(DATA SHOWN Opens)

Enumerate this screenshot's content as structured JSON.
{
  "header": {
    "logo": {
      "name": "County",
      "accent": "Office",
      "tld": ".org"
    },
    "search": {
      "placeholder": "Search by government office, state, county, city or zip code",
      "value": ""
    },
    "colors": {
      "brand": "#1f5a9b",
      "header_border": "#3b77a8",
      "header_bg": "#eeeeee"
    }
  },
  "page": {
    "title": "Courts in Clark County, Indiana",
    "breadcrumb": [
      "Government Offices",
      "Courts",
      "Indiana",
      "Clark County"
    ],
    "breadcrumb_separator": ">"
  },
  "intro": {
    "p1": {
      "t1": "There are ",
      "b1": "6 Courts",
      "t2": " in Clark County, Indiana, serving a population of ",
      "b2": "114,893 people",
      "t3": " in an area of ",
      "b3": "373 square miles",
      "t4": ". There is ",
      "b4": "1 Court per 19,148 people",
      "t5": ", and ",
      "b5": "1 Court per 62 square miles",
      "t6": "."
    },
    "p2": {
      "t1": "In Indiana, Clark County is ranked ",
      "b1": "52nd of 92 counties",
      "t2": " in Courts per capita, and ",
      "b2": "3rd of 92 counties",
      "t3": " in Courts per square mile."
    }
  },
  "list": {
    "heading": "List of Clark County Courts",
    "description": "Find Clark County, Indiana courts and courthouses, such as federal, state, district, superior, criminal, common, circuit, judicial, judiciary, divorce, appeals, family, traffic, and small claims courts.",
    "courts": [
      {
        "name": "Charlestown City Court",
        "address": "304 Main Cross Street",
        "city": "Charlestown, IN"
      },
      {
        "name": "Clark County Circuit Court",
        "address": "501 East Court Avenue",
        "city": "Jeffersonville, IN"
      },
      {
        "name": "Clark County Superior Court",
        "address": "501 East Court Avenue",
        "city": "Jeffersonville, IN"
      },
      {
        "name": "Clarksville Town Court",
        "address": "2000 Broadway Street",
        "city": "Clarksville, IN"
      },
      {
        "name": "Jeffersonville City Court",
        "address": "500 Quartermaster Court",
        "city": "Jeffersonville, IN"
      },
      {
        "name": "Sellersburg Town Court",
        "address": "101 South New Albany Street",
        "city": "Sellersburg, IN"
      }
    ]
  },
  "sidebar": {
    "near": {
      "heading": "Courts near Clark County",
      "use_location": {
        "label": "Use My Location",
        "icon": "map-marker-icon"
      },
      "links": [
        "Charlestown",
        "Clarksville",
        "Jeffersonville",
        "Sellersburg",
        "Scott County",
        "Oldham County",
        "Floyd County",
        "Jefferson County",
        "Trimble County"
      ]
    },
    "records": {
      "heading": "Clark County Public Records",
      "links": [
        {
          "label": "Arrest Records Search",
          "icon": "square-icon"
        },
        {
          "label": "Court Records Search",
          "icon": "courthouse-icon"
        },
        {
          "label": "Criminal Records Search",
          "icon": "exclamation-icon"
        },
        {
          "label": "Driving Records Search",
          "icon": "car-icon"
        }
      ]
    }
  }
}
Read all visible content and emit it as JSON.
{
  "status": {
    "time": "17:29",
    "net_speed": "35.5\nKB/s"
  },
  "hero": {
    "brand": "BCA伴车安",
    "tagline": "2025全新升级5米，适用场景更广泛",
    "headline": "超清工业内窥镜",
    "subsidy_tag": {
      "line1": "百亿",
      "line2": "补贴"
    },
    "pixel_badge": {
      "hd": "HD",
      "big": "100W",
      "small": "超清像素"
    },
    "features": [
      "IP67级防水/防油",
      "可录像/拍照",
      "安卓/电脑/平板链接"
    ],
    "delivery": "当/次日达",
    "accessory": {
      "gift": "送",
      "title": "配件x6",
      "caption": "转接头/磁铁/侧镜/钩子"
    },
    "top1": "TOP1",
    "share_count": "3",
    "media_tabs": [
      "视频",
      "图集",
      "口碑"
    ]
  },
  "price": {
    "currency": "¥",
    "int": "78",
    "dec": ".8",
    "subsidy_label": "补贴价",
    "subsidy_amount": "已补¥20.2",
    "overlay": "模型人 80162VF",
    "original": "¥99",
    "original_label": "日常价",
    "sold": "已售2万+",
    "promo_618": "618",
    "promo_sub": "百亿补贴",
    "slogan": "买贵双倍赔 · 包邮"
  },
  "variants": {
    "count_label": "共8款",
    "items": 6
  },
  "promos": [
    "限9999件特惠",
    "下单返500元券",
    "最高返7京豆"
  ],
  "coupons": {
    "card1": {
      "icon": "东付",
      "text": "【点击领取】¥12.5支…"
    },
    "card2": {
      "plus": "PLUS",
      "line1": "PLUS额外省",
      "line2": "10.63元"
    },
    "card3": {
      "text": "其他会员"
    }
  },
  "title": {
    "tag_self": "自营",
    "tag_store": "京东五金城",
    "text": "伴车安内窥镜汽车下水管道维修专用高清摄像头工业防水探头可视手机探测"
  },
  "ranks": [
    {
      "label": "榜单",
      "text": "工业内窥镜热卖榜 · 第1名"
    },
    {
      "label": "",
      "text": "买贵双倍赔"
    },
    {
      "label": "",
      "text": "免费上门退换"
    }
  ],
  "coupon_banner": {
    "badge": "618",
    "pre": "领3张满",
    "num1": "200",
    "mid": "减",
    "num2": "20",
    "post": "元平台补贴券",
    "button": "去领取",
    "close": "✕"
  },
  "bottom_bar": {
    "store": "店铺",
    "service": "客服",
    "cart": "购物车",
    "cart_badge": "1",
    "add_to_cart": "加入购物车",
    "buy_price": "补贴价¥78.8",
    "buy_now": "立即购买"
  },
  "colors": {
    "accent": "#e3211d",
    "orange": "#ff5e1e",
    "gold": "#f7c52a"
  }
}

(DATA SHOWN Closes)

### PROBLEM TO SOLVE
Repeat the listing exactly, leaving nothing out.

### SOLUTION FOR THIS PROBLEM
Enumerate this screenshot's content as structured JSON.
{
  "header": {
    "logo": {
      "name": "County",
      "accent": "Office",
      "tld": ".org"
    },
    "search": {
      "placeholder": "Search by government office, state, county, city or zip code",
      "value": ""
    },
    "colors": {
      "brand": "#1f5a9b",
      "header_border": "#3b77a8",
      "header_bg": "#eeeeee"
    }
  },
  "page": {
    "title": "Courts in Clark County, Indiana",
    "breadcrumb": [
      "Government Offices",
      "Courts",
      "Indiana",
      "Clark County"
    ],
    "breadcrumb_separator": ">"
  },
  "intro": {
    "p1": {
      "t1": "There are ",
      "b1": "6 Courts",
      "t2": " in Clark County, Indiana, serving a population of ",
      "b2": "114,893 people",
      "t3": " in an area of ",
      "b3": "373 square miles",
      "t4": ". There is ",
      "b4": "1 Court per 19,148 people",
      "t5": ", and ",
      "b5": "1 Court per 62 square miles",
      "t6": "."
    },
    "p2": {
      "t1": "In Indiana, Clark County is ranked ",
      "b1": "52nd of 92 counties",
      "t2": " in Courts per capita, and ",
      "b2": "3rd of 92 counties",
      "t3": " in Courts per square mile."
    }
  },
  "list": {
    "heading": "List of Clark County Courts",
    "description": "Find Clark County, Indiana courts and courthouses, such as federal, state, district, superior, criminal, common, circuit, judicial, judiciary, divorce, appeals, family, traffic, and small claims courts.",
    "courts": [
      {
        "name": "Charlestown City Court",
        "address": "304 Main Cross Street",
        "city": "Charlestown, IN"
      },
      {
        "name": "Clark County Circuit Court",
        "address": "501 East Court Avenue",
        "city": "Jeffersonville, IN"
      },
      {
        "name": "Clark County Superior Court",
        "address": "501 East Court Avenue",
        "city": "Jeffersonville, IN"
      },
      {
        "name": "Clarksville Town Court",
        "address": "2000 Broadway Street",
        "city": "Clarksville, IN"
      },
      {
        "name": "Jeffersonville City Court",
        "address": "500 Quartermaster Court",
        "city": "Jeffersonville, IN"
      },
      {
        "name": "Sellersburg Town Court",
        "address": "101 South New Albany Street",
        "city": "Sellersburg, IN"
      }
    ]
  },
  "sidebar": {
    "near": {
      "heading": "Courts near Clark County",
      "use_location": {
        "label": "Use My Location",
        "icon": "map-marker-icon"
      },
      "links": [
        "Charlestown",
        "Clarksville",
        "Jeffersonville",
        "Sellersburg",
        "Scott County",
        "Oldham County",
        "Floyd County",
        "Jefferson County",
        "Trimble County"
      ]
    },
    "records": {
      "heading": "Clark County Public Records",
      "links": [
        {
          "label": "Arrest Records Search",
          "icon": "square-icon"
        },
        {
          "label": "Court Records Search",
          "icon": "courthouse-icon"
        },
        {
          "label": "Criminal Records Search",
          "icon": "exclamation-icon"
        },
        {
          "label": "Driving Records Search",
          "icon": "car-icon"
        }
      ]
    }
  }
}
Read all visible content and emit it as JSON.
{
  "status": {
    "time": "17:29",
    "net_speed": "35.5\nKB/s"
  },
  "hero": {
    "brand": "BCA伴车安",
    "tagline": "2025全新升级5米，适用场景更广泛",
    "headline": "超清工业内窥镜",
    "subsidy_tag": {
      "line1": "百亿",
      "line2": "补贴"
    },
    "pixel_badge": {
      "hd": "HD",
      "big": "100W",
      "small": "超清像素"
    },
    "features": [
      "IP67级防水/防油",
      "可录像/拍照",
      "安卓/电脑/平板链接"
    ],
    "delivery": "当/次日达",
    "accessory": {
      "gift": "送",
      "title": "配件x6",
      "caption": "转接头/磁铁/侧镜/钩子"
    },
    "top1": "TOP1",
    "share_count": "3",
    "media_tabs": [
      "视频",
      "图集",
      "口碑"
    ]
  },
  "price": {
    "currency": "¥",
    "int": "78",
    "dec": ".8",
    "subsidy_label": "补贴价",
    "subsidy_amount": "已补¥20.2",
    "overlay": "模型人 80162VF",
    "original": "¥99",
    "original_label": "日常价",
    "sold": "已售2万+",
    "promo_618": "618",
    "promo_sub": "百亿补贴",
    "slogan": "买贵双倍赔 · 包邮"
  },
  "variants": {
    "count_label": "共8款",
    "items": 6
  },
  "promos": [
    "限9999件特惠",
    "下单返500元券",
    "最高返7京豆"
  ],
  "coupons": {
    "card1": {
      "icon": "东付",
      "text": "【点击领取】¥12.5支…"
    },
    "card2": {
      "plus": "PLUS",
      "line1": "PLUS额外省",
      "line2": "10.63元"
    },
    "card3": {
      "text": "其他会员"
    }
  },
  "title": {
    "tag_self": "自营",
    "tag_store": "京东五金城",
    "text": "伴车安内窥镜汽车下水管道维修专用高清摄像头工业防水探头可视手机探测"
  },
  "ranks": [
    {
      "label": "榜单",
      "text": "工业内窥镜热卖榜 · 第1名"
    },
    {
      "label": "",
      "text": "买贵双倍赔"
    },
    {
      "label": "",
      "text": "免费上门退换"
    }
  ],
  "coupon_banner": {
    "badge": "618",
    "pre": "领3张满",
    "num1": "200",
    "mid": "减",
    "num2": "20",
    "post": "元平台补贴券",
    "button": "去领取",
    "close": "✕"
  },
  "bottom_bar": {
    "store": "店铺",
    "service": "客服",
    "cart": "购物车",
    "cart_badge": "1",
    "add_to_cart": "加入购物车",
    "buy_price": "补贴价¥78.8",
    "buy_now": "立即购买"
  },
  "colors": {
    "accent": "#e3211d",
    "orange": "#ff5e1e",
    "gold": "#f7c52a"
  }
}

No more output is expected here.